The three new initiatives ensure a more stress-free and inclusive travel experience for these passengers.
Changi Airport Group (CAG) has launched three new initiatives to help make flight processes easier for passengers with invisible disabilities, like autism spectrum disorder and dementia.
Developed with the help of special needs schools and organisations, these initiatives will provide a more stress-free and inclusive travel experience for these passengers, said CAG in a press release on Wednesday (Feb 2).
These initiatives include providing a Changi Airport Social Story – step-by-step picture guides on check-in procedures, lanyards that allow staff to identify passengers who may need assistance and equipping staff with specialised skills.
Passengers with autism spectrum disorder and their caregivers can download and print a copy of the Changi Airport Social Story.
The guide gives these passengers an idea of the airport journey, from checking in to boarding the flight.

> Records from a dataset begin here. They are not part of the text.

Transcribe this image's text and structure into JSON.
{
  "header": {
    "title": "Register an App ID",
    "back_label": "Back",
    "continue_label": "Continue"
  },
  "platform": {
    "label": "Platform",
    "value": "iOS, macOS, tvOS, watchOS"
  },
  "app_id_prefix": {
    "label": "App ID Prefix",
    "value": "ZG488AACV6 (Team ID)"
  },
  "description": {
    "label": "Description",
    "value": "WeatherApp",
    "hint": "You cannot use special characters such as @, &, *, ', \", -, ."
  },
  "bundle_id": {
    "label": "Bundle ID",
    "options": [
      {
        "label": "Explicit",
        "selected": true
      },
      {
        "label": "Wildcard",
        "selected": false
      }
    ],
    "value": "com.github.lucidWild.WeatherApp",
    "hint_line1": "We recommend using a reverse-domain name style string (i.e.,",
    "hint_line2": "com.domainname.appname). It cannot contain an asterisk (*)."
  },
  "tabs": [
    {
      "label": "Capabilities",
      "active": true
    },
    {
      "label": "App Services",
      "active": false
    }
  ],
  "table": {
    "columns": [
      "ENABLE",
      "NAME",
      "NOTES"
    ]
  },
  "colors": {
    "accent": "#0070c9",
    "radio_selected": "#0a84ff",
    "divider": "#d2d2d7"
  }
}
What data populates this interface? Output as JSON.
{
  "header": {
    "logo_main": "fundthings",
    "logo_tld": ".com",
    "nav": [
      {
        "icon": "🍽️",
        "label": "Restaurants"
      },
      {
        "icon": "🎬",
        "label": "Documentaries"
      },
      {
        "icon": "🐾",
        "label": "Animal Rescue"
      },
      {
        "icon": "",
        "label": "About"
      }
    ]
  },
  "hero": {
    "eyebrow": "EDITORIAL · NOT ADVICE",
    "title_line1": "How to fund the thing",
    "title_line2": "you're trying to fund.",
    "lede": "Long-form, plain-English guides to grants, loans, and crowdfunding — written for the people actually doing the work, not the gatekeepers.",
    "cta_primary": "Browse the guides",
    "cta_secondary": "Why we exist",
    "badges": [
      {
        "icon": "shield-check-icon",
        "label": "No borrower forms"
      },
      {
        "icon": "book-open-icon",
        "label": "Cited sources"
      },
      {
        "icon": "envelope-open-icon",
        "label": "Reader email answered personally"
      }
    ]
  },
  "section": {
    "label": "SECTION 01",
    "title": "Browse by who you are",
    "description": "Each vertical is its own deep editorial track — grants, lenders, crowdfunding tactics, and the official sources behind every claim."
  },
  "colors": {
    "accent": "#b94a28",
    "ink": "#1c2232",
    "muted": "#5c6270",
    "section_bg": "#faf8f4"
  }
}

This aims to reduce the stress of unfamiliar situations during travel procedures.
Passengers can also choose to carry the Hidden Disabilities Sunflower lanyard or the Land Transport Authority’s “May I Have a Seat Please” lanyard.
The lanyards ensure a more discreet way to identify passengers who might need support. Despite keeping it discreet, airport staff have been trained to identify such lanyards and offer help when needed.
Also known as the Changi Care Ambassadors, these frontline staff are equipped with skills to effectively provide help to passengers in need.
Trained by the Rainbow Centre Training and Consultancy, there are over 300 of the ambassadors at various points of the airport and more staff are expected to undergo the training.
Vice President of Changi Airport Group’s Passenger Experience, Ground Operations and Customer Service Damon Wong said: “Navigating unfamiliar places and procedures while catching a flight can be stressful, especially for passengers whose disabilities may not be immediately apparent.
“The initiatives aim to improve the overall travel experience for passengers with invisible disabilities and we hope it makes the airport a more comfortable and accessible place for them.”